The huge difference between my friends in Australia and my friends here is that in Australia, the people I hung out with were mostly people I could share opinions with. But in Japan, I don't know enough about the Japanese language to tell people that I think spending money at the temple to buy a blessing is a scam. And since I don't even know the word for government, good luck trying to tell me that the current government is horrible. Apart from the fact that I don't really know enough people to choose my friends anyway, it means that the people I hang out with in Japan aren't all people who I can talk about things with. It means that when I'm with people, I spend a lot less time arguing, and a lot more time just sitting there and trying to enjoy whatever they are enjoying.

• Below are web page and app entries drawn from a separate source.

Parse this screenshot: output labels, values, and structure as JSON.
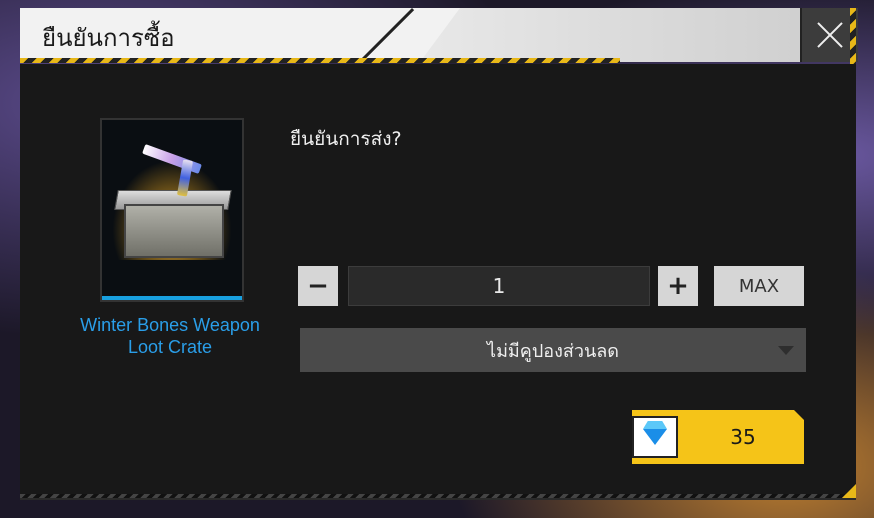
{
  "dialog": {
    "title": "ยืนยันการซื้อ",
    "question": "ยืนยันการส่ง?"
  },
  "item": {
    "name": "Winter Bones Weapon Loot Crate"
  },
  "quantity": {
    "minus_label": "−",
    "value": "1",
    "plus_label": "+",
    "max_label": "MAX"
  },
  "coupon": {
    "selected": "ไม่มีคูปองส่วนลด"
  },
  "purchase": {
    "currency_icon": "diamond-icon",
    "price": "35"
  },
  "colors": {
    "accent_yellow": "#f5c418",
    "item_name_blue": "#2a9ee8",
    "diamond_blue": "#1a8ee8"
  }
}
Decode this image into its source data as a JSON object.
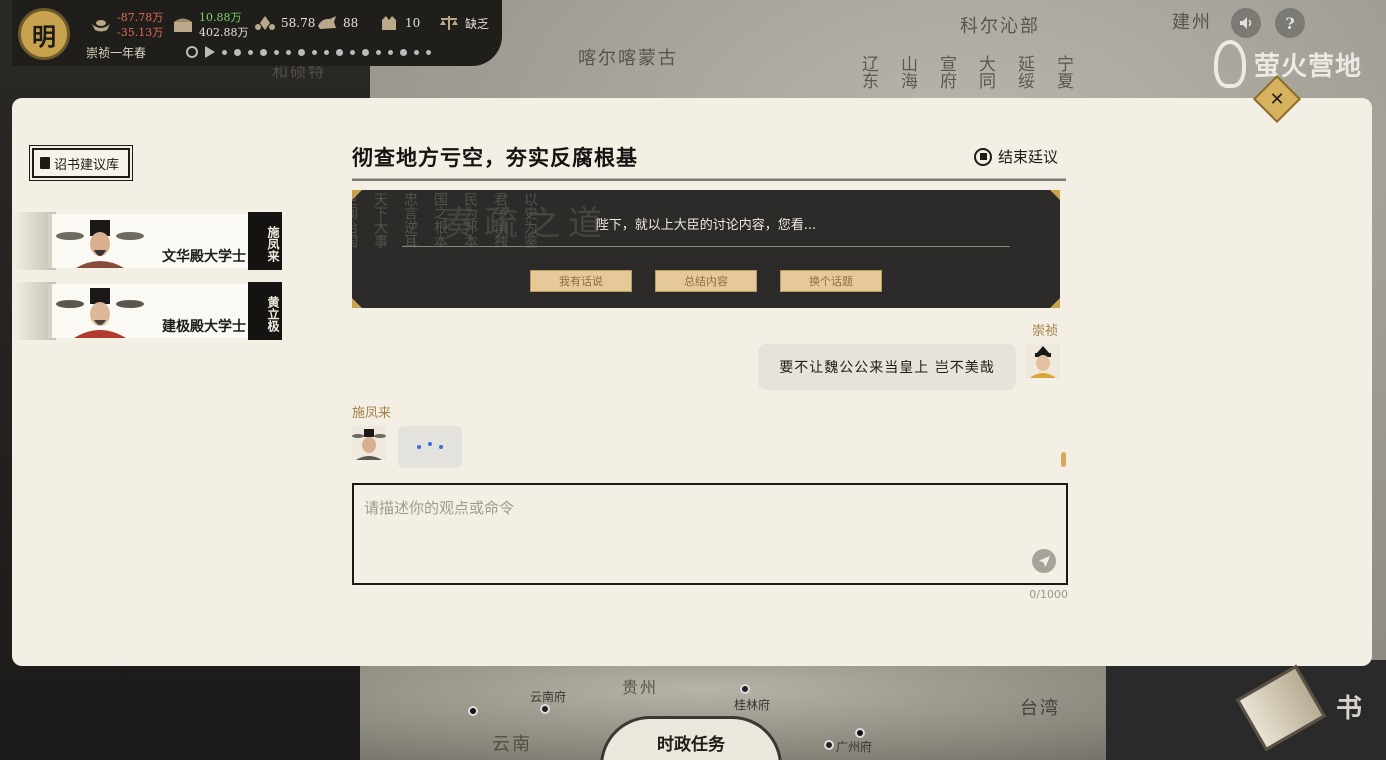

But the fact is that I thrive on discussing opinions with people, and not everyone enjoys Shisha.

I do wonder if being able to listen to my Japanese friends talk about their interests would allow me to enjoy what they're doing more, and because of it I'm studying my ass off to learn the language. But at the same time, I wonder just what exactly the language that I'm learning will buy me in terms of friendships. If all it allows me to do is understand that just like in Australia, everybody is talking about their favorite sports team or stupid politics, is it really going to add that much more to friendships than just quietly sitting there? And if I was actually able to find people to play starcraft or boardgames with here, would not understanding them really make them any worse friends than my mates in Australia? Sure, the language would make it easier to find those people, but only just.

I know in Australia my best friends were the ones I could talk about things with, like God or my crazy ideas about the world. But I also really enjoyed just hanging out with mates as well. Wikipedia says that some researchers put the level of body language compared to that of spoken language as high as 80%, and I guess this just means even more that being able to enjoy doing stuff together with the people you hang around with is more important than understanding what they are saying. Really, I just wish the people here enjoyed playing boardgames.